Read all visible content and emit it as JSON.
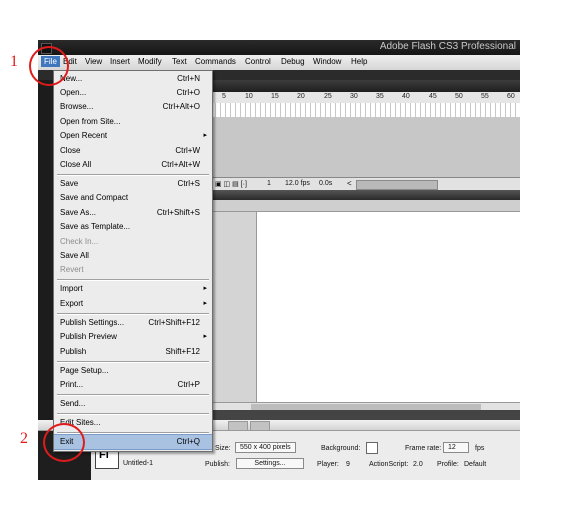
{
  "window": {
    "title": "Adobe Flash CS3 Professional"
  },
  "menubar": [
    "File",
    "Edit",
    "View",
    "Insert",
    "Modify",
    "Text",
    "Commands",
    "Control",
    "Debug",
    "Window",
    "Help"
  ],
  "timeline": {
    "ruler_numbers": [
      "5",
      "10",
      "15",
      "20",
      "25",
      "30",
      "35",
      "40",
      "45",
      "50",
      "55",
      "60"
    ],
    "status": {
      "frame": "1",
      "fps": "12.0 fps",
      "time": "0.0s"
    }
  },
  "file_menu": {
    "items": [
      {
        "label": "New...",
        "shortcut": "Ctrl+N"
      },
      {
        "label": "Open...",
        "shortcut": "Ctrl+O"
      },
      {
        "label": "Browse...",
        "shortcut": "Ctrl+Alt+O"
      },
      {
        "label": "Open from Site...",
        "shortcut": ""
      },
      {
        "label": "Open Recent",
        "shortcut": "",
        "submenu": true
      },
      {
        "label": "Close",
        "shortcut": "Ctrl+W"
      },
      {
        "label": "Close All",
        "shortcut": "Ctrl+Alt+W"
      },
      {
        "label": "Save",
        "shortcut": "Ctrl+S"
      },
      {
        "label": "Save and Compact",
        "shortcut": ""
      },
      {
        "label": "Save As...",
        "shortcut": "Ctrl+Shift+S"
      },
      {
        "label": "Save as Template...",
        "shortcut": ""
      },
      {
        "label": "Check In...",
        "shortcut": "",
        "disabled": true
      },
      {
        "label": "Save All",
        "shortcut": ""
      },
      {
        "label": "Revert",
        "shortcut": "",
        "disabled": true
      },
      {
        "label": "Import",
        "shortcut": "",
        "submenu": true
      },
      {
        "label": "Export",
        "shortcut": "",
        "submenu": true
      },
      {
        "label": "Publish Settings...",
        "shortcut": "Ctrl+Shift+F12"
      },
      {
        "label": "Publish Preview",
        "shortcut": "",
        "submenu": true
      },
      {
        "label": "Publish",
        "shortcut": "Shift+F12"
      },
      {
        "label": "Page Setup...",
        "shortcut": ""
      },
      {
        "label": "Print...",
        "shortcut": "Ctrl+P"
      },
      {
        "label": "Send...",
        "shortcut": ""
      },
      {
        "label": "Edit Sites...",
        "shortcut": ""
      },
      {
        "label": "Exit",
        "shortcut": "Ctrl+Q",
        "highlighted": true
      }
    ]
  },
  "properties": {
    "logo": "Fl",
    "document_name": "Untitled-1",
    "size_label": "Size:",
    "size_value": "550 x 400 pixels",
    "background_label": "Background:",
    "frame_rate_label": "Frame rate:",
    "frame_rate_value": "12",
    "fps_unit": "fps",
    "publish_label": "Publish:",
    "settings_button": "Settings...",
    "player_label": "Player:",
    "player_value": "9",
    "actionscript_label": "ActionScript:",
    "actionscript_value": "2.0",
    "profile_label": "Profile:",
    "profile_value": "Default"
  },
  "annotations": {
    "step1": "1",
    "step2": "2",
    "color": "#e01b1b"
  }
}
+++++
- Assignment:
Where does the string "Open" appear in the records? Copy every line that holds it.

- Response:
        "label": "Open...",
        "label": "Open from Site...",
        "label": "Open Recent",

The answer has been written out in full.